A new way has been discovered by microbiologists at Trinity College Dublin, to prevent bacteria from growing on medical devices such as hip replacements or heart valves implanted in the human body. This discovery can tame the NDM-1 (New Delhi Metallo-beta-lactamase-1) or the New Delhi 'superbug' that spreads in hospital settings and is resistant to all available antibiotics.
The discovery is a step towards developing new preventive strategies that could have a direct impact on the recovery of patients in the immediate aftermath of a surgical operation.
‘Blocking a protein called SdrC can prevent bacteria from growing as biofilm and attaching to surfaces.’
A 70-year-old American woman, who came to India for hip replacement last year, died of NDM-1 infection in the US. Her infection was resistant to all the available antibiotics, raising major concerns in the global health community.
Medical devices are routinely used in modern medicine to prevent and treat illnesses and diseases but their use is compromised when an accumulation of bacteria called "biofilms" attach to the device surface after it is implanted in the human body.
Communities of these bacteria called "staphylococci" grow on catheters, heart valves and artificial joints and avoid being killed by antibiotics and the human immune system.
The research team led by Dr Joan Geoghegan, Assistant Professor of Microbiology at Trinity's School of Genetics and Microbiology, is studying new ways to prevent medical device-related infection.
A recent breakthrough, published in the prestigious journal Proceedings of the National Academy of Sciences
, shows that it is possible to prevent communities of staphylococci from forming by targeting the linkages that hold the bacteria together.
It is possible to stop bacteria from attaching to surfaces and to each other using a small blocking molecule.
The target of the molecule was a protein attached to the surface of the bacteria called SdrC.
In laboratory experiments, the blocking molecule prevented the SdrC protein from recognizing other bacteria and stopped the staphylococci from growing as biofilm communities.
"These new findings show that it is possible to stop bacteria from building communities using molecules that specifically target proteins attached to the surface of the bacteria," Dr Geoghegan added.
By 2050, antibiotic resistance will kill 10 million people worldwide, said a latest Centers for Disease Control and Prevention (CDC) Atlanta report. India is the largest consumer of antibiotics in the world.

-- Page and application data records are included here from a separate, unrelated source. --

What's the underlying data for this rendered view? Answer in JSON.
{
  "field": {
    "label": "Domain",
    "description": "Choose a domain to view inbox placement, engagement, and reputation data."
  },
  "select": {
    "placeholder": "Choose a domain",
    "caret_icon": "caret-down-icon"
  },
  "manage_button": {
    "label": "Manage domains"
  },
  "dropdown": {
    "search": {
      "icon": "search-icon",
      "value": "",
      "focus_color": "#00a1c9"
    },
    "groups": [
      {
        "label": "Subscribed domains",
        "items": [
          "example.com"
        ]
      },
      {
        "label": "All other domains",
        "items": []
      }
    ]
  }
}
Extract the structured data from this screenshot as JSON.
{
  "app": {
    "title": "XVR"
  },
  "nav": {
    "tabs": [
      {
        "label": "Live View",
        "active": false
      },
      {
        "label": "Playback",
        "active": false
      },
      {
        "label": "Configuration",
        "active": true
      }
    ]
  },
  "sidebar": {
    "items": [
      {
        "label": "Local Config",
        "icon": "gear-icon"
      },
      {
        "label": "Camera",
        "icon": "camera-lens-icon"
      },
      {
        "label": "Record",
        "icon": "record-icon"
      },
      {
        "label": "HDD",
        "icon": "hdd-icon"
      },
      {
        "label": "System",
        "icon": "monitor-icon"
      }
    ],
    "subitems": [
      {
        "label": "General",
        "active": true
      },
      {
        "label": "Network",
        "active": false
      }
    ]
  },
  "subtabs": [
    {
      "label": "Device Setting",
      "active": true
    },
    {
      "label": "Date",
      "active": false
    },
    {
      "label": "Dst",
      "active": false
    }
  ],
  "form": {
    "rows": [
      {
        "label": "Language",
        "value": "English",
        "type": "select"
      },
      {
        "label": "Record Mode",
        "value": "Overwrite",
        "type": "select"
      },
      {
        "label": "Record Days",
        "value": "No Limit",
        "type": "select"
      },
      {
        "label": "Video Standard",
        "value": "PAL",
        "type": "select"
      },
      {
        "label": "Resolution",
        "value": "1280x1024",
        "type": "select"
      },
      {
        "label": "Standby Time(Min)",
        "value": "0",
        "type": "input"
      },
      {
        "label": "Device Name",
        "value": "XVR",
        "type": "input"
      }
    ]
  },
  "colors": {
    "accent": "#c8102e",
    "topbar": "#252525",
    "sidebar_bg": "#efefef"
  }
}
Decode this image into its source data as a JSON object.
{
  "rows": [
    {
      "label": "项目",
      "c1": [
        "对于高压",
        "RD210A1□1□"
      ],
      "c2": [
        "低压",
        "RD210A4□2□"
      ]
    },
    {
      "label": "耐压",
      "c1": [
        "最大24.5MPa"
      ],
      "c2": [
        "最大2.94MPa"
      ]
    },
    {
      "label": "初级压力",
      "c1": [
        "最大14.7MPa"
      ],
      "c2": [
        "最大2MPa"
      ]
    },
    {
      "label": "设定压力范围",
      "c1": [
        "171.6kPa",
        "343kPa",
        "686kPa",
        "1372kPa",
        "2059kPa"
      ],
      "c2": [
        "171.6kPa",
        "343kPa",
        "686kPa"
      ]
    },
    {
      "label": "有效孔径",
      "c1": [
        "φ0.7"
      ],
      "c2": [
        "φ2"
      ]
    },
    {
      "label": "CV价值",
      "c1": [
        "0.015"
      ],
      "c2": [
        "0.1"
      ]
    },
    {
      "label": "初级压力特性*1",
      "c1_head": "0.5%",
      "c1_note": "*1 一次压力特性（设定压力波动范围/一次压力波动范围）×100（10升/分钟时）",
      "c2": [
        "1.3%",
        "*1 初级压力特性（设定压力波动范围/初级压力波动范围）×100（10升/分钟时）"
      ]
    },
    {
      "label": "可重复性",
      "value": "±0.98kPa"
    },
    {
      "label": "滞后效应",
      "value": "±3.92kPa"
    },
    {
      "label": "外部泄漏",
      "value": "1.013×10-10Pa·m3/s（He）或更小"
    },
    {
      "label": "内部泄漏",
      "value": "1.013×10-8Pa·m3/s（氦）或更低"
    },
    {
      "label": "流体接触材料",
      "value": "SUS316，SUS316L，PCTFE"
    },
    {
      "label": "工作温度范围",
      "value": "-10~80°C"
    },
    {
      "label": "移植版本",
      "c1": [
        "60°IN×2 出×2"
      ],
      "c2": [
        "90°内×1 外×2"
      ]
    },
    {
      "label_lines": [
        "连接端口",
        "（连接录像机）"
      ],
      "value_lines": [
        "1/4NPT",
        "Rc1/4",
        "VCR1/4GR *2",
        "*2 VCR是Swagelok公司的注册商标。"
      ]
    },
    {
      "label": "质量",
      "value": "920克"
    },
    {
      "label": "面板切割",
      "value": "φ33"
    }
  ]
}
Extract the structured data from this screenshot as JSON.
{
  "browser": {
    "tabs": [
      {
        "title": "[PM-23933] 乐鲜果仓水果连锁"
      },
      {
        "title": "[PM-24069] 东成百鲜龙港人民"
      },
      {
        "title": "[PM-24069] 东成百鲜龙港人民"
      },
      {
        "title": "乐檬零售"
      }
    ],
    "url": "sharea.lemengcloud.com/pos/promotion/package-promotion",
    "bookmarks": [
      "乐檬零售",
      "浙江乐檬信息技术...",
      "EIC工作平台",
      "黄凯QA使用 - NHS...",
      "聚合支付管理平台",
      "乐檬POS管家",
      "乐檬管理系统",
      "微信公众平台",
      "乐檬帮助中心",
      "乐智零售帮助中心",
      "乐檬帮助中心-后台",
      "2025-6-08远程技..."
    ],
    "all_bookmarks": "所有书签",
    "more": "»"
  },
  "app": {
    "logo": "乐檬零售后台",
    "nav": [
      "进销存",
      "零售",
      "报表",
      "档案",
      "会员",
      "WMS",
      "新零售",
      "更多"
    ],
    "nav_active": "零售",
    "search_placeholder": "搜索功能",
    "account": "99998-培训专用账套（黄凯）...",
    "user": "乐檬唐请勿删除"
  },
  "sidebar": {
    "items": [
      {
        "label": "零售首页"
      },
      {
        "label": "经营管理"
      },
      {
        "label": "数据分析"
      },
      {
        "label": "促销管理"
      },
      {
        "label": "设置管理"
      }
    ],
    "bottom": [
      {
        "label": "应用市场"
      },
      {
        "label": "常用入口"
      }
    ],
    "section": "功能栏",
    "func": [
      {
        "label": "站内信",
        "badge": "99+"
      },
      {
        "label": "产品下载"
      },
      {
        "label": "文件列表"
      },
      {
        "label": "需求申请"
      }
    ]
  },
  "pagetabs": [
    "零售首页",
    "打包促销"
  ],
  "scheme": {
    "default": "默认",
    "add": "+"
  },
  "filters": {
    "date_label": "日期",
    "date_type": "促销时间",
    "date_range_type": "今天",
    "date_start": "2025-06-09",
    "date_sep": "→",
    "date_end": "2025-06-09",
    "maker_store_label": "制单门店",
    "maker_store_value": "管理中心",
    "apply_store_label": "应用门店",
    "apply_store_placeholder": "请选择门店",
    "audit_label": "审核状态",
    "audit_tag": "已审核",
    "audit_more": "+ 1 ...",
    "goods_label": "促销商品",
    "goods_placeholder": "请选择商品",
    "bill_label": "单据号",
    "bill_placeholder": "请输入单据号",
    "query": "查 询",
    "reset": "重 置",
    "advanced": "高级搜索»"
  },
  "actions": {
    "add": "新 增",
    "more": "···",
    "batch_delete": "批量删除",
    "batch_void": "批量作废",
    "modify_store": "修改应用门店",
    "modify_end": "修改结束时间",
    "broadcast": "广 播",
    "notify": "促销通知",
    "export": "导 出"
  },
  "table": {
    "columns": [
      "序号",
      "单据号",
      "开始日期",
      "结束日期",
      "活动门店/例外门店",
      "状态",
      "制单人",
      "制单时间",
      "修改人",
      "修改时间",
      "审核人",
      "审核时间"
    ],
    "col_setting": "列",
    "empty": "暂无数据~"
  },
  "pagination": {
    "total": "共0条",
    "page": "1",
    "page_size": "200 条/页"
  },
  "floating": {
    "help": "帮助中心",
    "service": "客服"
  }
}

"This exciting breakthrough will inform the design of new, targeted approaches to prevent biofilm formation by staphylococci and reduce the incidence of medical device-related infection," Dr Geoghegan added.